Like their precursor Bertrand Russell, Lennox shows us that the New Atheists are “talking in sheer ignorance of the facts” (p. 189). By contrast, we get a well-laid out argument of the historicity of this momentous event that lies at the heart of Christianity.
It is this combination of both well-reasoned arguments and engagement and criticism of his opponents that makes Gunning for God such a great read. Time and time again Lennox patiently sets out his case in great detail, interacting with what the other side have to say but also having the courage to call them out on their bad arguments, boorishness and plain ignorance as required. There’s never a moment where you feel he’s over the top about it; in fact, for someone like me who is all too prone to the temptation of taking the occasional cheap shot, Gunning for God is a great encouragement that the more effective means of debate is sound, responsive argument.
Others will also be greatly encouraged. If you’re feeling like you’re on the back foot in trying to respond to the relentless fastball pace of the New Atheist attack, then Lennox’s book will leave you cheering on every page. He guides you past the bluster and rhetoric, pulling back the curtain on the Great Oz of the New Atheists. This is also a book for the middle-ground; in fact, I think this is the book to give to your discerning unbelieving friend. They will have, no doubt, read Dawkins. Reading Lennox will more than compensate, for not only will they get a detailed rebuttal of the New Atheist claims, they will also read an equally detailed defence of the Christian faith on the same terms.

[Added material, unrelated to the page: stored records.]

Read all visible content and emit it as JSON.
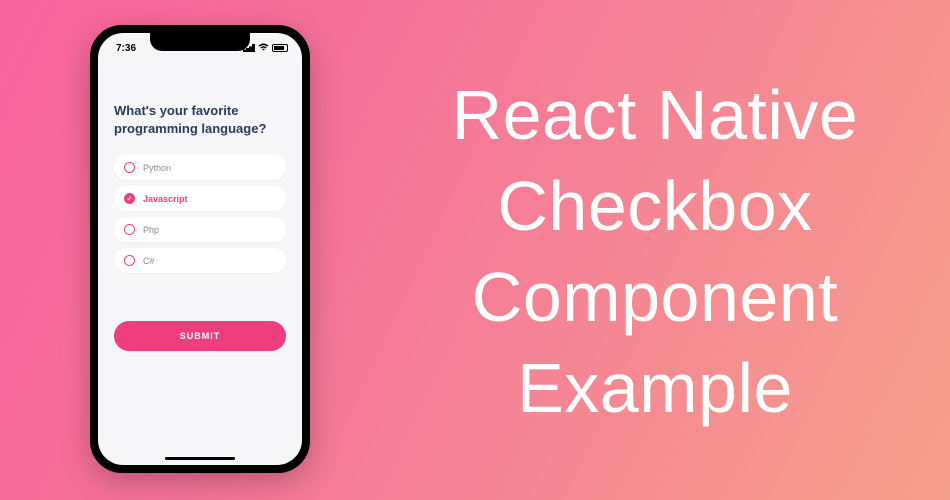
{
  "title_lines": [
    "React Native",
    "Checkbox",
    "Component",
    "Example"
  ],
  "statusbar": {
    "time": "7:36"
  },
  "question": "What's your favorite programming language?",
  "options": [
    {
      "label": "Python",
      "selected": false
    },
    {
      "label": "Javascript",
      "selected": true
    },
    {
      "label": "Php",
      "selected": false
    },
    {
      "label": "C#",
      "selected": false
    }
  ],
  "submit_label": "SUBMIT",
  "colors": {
    "accent": "#ef3e7e",
    "heading": "#2a3a5a"
  }
}
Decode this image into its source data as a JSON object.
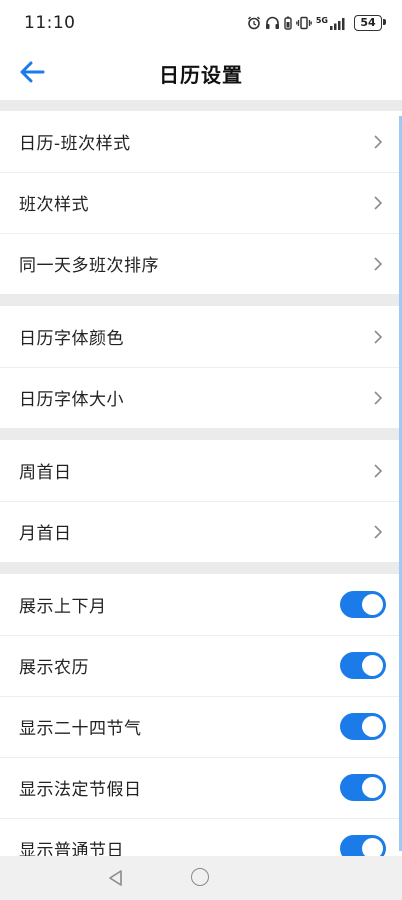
{
  "status_bar": {
    "time": "11:10",
    "network": "5G",
    "battery": "54"
  },
  "header": {
    "title": "日历设置"
  },
  "sections": [
    {
      "items": [
        {
          "label": "日历-班次样式",
          "control": "chevron"
        },
        {
          "label": "班次样式",
          "control": "chevron"
        },
        {
          "label": "同一天多班次排序",
          "control": "chevron"
        }
      ]
    },
    {
      "items": [
        {
          "label": "日历字体颜色",
          "control": "chevron"
        },
        {
          "label": "日历字体大小",
          "control": "chevron"
        }
      ]
    },
    {
      "items": [
        {
          "label": "周首日",
          "control": "chevron"
        },
        {
          "label": "月首日",
          "control": "chevron"
        }
      ]
    },
    {
      "items": [
        {
          "label": "展示上下月",
          "control": "toggle",
          "on": true
        },
        {
          "label": "展示农历",
          "control": "toggle",
          "on": true
        },
        {
          "label": "显示二十四节气",
          "control": "toggle",
          "on": true
        },
        {
          "label": "显示法定节假日",
          "control": "toggle",
          "on": true
        },
        {
          "label": "显示普通节日",
          "control": "toggle",
          "on": true
        }
      ]
    }
  ],
  "colors": {
    "accent": "#1b7ce9",
    "background": "#ebebeb"
  }
}
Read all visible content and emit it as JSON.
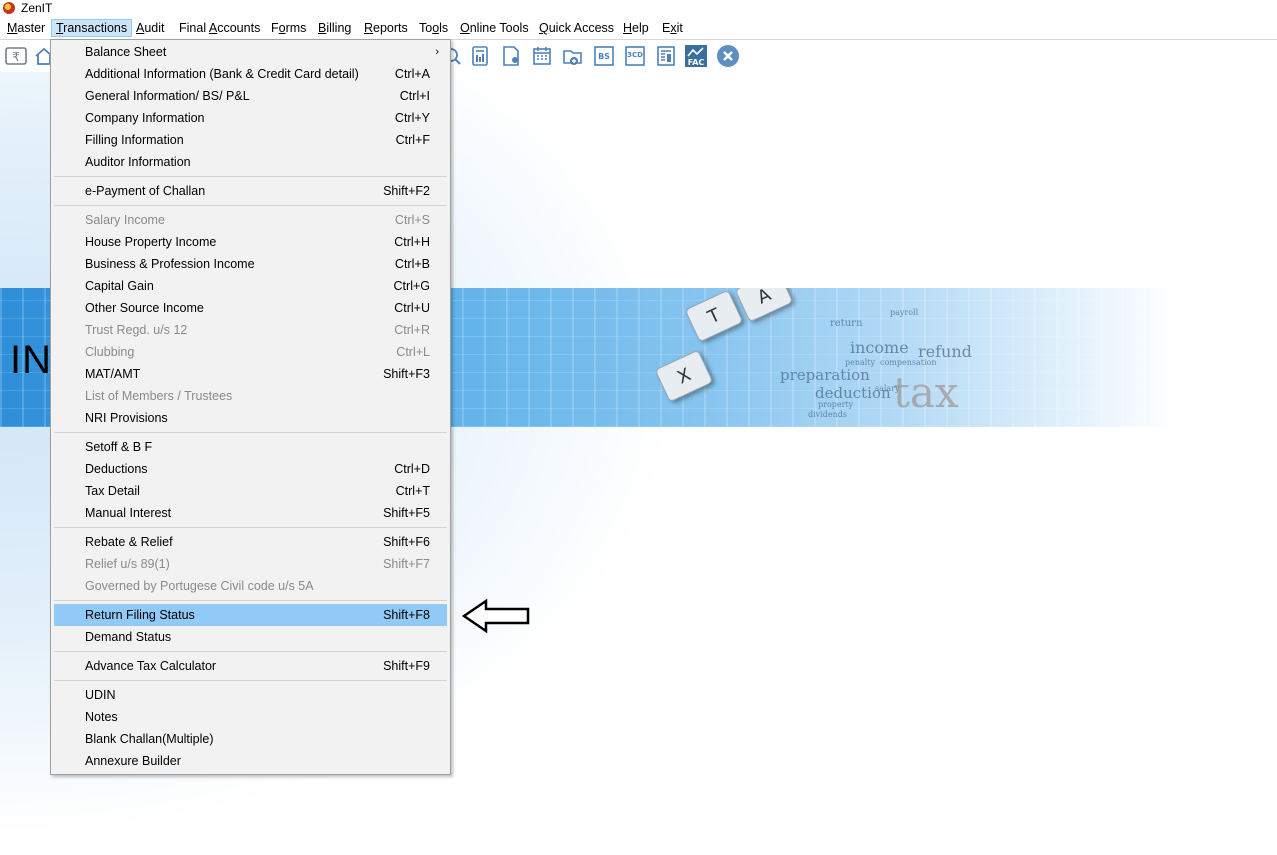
{
  "window": {
    "title": "ZenIT"
  },
  "menubar": [
    {
      "label": "Master",
      "u": "M"
    },
    {
      "label": "Transactions",
      "u": "T"
    },
    {
      "label": "Audit",
      "u": "A"
    },
    {
      "label": "Final Accounts",
      "u": "A"
    },
    {
      "label": "Forms",
      "u": "o"
    },
    {
      "label": "Billing",
      "u": "B"
    },
    {
      "label": "Reports",
      "u": "R"
    },
    {
      "label": "Tools",
      "u": "o"
    },
    {
      "label": "Online Tools",
      "u": "O"
    },
    {
      "label": "Quick Access",
      "u": "Q"
    },
    {
      "label": "Help",
      "u": "H"
    },
    {
      "label": "Exit",
      "u": "x"
    }
  ],
  "toolbar": {
    "icons": [
      "rupee-icon",
      "home-icon",
      "search-icon",
      "calculator-icon",
      "user-document-icon",
      "calendar-icon",
      "folder-add-icon",
      "bs-icon",
      "3cd-icon",
      "report-icon",
      "fac-icon",
      "close-circle-icon"
    ],
    "bs_label": "BS",
    "cd_label": "3CD",
    "fac_label": "FAC"
  },
  "banner": {
    "text": "INC",
    "keys": [
      "T",
      "A",
      "X"
    ],
    "words": [
      "income",
      "refund",
      "preparation",
      "deduction",
      "tax",
      "return",
      "salary",
      "payroll",
      "penalty",
      "compensation",
      "dividends",
      "property"
    ]
  },
  "transactions_menu": {
    "items": [
      {
        "label": "Balance Sheet",
        "shortcut": "",
        "submenu": true
      },
      {
        "label": "Additional Information (Bank & Credit Card detail)",
        "shortcut": "Ctrl+A"
      },
      {
        "label": "General Information/ BS/ P&L",
        "shortcut": "Ctrl+I"
      },
      {
        "label": "Company Information",
        "shortcut": "Ctrl+Y"
      },
      {
        "label": "Filling Information",
        "shortcut": "Ctrl+F"
      },
      {
        "label": "Auditor Information",
        "shortcut": ""
      },
      {
        "label": "e-Payment of Challan",
        "shortcut": "Shift+F2"
      },
      {
        "label": "Salary Income",
        "shortcut": "Ctrl+S",
        "disabled": true
      },
      {
        "label": "House Property Income",
        "shortcut": "Ctrl+H"
      },
      {
        "label": "Business & Profession Income",
        "shortcut": "Ctrl+B"
      },
      {
        "label": "Capital Gain",
        "shortcut": "Ctrl+G"
      },
      {
        "label": "Other Source Income",
        "shortcut": "Ctrl+U"
      },
      {
        "label": "Trust Regd. u/s 12",
        "shortcut": "Ctrl+R",
        "disabled": true
      },
      {
        "label": "Clubbing",
        "shortcut": "Ctrl+L",
        "disabled": true
      },
      {
        "label": "MAT/AMT",
        "shortcut": "Shift+F3"
      },
      {
        "label": "List of Members / Trustees",
        "shortcut": "",
        "disabled": true
      },
      {
        "label": "NRI Provisions",
        "shortcut": ""
      },
      {
        "label": "Setoff & B F",
        "shortcut": ""
      },
      {
        "label": "Deductions",
        "shortcut": "Ctrl+D"
      },
      {
        "label": "Tax Detail",
        "shortcut": "Ctrl+T"
      },
      {
        "label": "Manual Interest",
        "shortcut": "Shift+F5"
      },
      {
        "label": "Rebate & Relief",
        "shortcut": "Shift+F6"
      },
      {
        "label": "Relief u/s 89(1)",
        "shortcut": "Shift+F7",
        "disabled": true
      },
      {
        "label": "Governed by Portugese Civil code u/s 5A",
        "shortcut": "",
        "disabled": true
      },
      {
        "label": "Return Filing Status",
        "shortcut": "Shift+F8",
        "highlighted": true
      },
      {
        "label": "Demand Status",
        "shortcut": ""
      },
      {
        "label": "Advance Tax Calculator",
        "shortcut": "Shift+F9"
      },
      {
        "label": "UDIN",
        "shortcut": ""
      },
      {
        "label": "Notes",
        "shortcut": ""
      },
      {
        "label": "Blank Challan(Multiple)",
        "shortcut": ""
      },
      {
        "label": "Annexure Builder",
        "shortcut": ""
      }
    ]
  }
}
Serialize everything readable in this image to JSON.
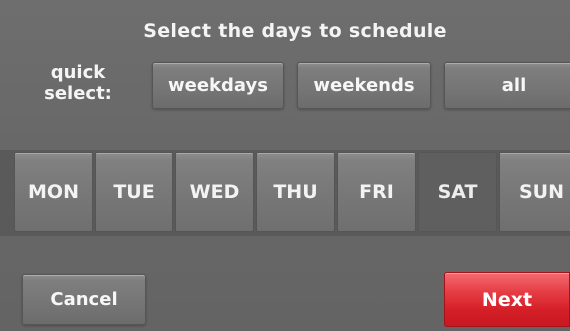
{
  "header": {
    "title": "Select the days to schedule"
  },
  "quick_select": {
    "label_line1": "quick",
    "label_line2": "select:",
    "buttons": [
      {
        "label": "weekdays"
      },
      {
        "label": "weekends"
      },
      {
        "label": "all"
      }
    ]
  },
  "days": [
    {
      "label": "MON",
      "selected": true
    },
    {
      "label": "TUE",
      "selected": true
    },
    {
      "label": "WED",
      "selected": true
    },
    {
      "label": "THU",
      "selected": true
    },
    {
      "label": "FRI",
      "selected": true
    },
    {
      "label": "SAT",
      "selected": false
    },
    {
      "label": "SUN",
      "selected": true
    }
  ],
  "footer": {
    "cancel_label": "Cancel",
    "next_label": "Next"
  },
  "colors": {
    "background": "#666666",
    "button_gray": "#777777",
    "next_red": "#d51f27",
    "text": "#ffffff"
  }
}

Bottom line, I can’t think of a better book on this topic. High praise? Indeed, but only where it’s due.